Email has gone from being just a communication platform to probably the greatest single repository of corporate knowledge any organization holds. Almost all corporate activity, discussion or ideas touch email at some point.
Due process should apply in digital world now more than ever before.
Our customers use Mimecast to improve the security, reliability and archiving capabilities of their own email servers or primary cloud email service. We take our responsibility to protect their email and the petabytes of business information this includes very seriously.
Public opinion is on the side of fair and reasonable control of law enforcement and government in this regard to protect the right of the individual to privacy.
This is a clarion call for governments around the world to continue to modernise law-making in wake of the unstoppable rise of cloud computing services. Laws written in the analogue and desktop computing age need rethinking for the cloud era.
Email is the bedrock of modern day communication and deserves up-to-date protection enshrined in legislation. This bill is a step in the right direction to further protect citizens’ private historical data held in the cloud from unreasonable intrusion.
Mimecast recently announced it has completed two important security tests: the Health Insurance Portability and Accountability Act (HIPAA) Security Compliance Assessment and Service Organization Control 2 Type 1 (SOC 2 Type 1) Independent Service Audit. Both third-party reports affirm the security, availability and integrity of Mimecast’s operations and applications, and reflect Mimecast’s commitment to making email safer for business.
Trust is the foundation of our business, and security, privacy and data protection are built into everything we do. This is why we regularly update and maintain certifications and audit reports, which allow us to be transparent to our customers and partners.

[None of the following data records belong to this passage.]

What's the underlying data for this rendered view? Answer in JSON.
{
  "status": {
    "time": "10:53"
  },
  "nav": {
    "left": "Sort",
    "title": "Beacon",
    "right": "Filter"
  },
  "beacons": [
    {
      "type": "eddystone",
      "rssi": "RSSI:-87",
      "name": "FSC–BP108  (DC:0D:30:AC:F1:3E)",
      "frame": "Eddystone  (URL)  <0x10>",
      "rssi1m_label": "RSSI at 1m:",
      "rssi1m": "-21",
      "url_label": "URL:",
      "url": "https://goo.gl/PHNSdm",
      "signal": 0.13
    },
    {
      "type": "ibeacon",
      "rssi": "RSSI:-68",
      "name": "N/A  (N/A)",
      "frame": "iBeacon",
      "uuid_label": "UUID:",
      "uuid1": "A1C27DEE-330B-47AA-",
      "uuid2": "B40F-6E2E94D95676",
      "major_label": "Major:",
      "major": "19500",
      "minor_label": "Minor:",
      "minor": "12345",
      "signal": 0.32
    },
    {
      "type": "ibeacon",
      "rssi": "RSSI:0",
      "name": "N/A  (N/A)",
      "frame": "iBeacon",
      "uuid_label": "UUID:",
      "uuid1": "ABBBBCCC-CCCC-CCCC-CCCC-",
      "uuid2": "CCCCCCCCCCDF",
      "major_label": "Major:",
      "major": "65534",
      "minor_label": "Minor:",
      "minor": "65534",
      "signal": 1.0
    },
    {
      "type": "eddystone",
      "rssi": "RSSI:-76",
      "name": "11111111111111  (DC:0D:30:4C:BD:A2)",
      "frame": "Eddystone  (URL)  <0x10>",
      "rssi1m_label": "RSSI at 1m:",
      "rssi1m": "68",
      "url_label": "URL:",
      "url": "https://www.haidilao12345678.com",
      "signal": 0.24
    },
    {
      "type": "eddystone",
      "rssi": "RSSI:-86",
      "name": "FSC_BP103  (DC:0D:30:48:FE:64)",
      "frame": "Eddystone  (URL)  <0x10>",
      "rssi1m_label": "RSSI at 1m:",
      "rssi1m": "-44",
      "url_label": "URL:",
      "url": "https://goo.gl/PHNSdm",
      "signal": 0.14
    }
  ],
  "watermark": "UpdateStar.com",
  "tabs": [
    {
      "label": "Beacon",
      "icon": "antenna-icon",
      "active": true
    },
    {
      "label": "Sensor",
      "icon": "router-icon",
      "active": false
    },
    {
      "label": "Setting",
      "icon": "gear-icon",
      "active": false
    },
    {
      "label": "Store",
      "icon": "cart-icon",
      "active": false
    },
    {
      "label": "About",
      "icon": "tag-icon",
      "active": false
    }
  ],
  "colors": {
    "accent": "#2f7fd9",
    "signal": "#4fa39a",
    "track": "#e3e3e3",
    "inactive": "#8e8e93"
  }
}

Transparency in reporting.
The SOC Reporting Framework allows companies to communicate how their products and services achieve the ‘Trust Principles of Confidentiality, Availability, Integrity, Privacy or Security.’ This is a meaningful way for companies to describe their internal controls to their customers, potential customers and partners through an internationally accepted independent audit. Mimecast understands the importance of these trust principles to our customers, partners, shareholders and investors. These reports are intended to meet the needs of a broad range of users that must understand internal control at a service organization as it relates to security, availability, processing integrity, confidentiality and privacy. This expands our ability to demonstrate trust, transparency and meaningful controls beyond our Information Security Management System (ISMS), already certified through ISO 27001 (information security management system) and ISO 27018 (controls for the protection of personally identifiable information in the public cloud) to the service environment provided by Mimecast to our customers.
Protecting confidential customer healthcare data.
The HIPAA Privacy, Security and Breach Notification Rules, as updated by the HIPAA Final Omnibus Rule 2 in 2013, set forth how certain entities, including most healthcare providers, must protect and secure patient information. The Health Information Technology for Economic and Clinical Health (HITECH) Act (HITECH) directly regulates Business Associates (BAs) and directly imposes the same privacy and security obligations required for Covered Entities (CEs). Mimecast is a Business Associate for several customers, and we sign Business Associate Agreements (BAAs) with those customers. This means the company has legal, regulatory and contractual obligations to protect Mimecast customer information, including electronic Protected Healthcare Information (ePHI). Mimecast’s HIPAA/HITECH Security Compliance Assessment Report is available on request to prospects that sign the appropriate NDA and to existing customers under service agreement confidentiality.
Interested in learning more? Contact us for additional information about our certifications and audit reports.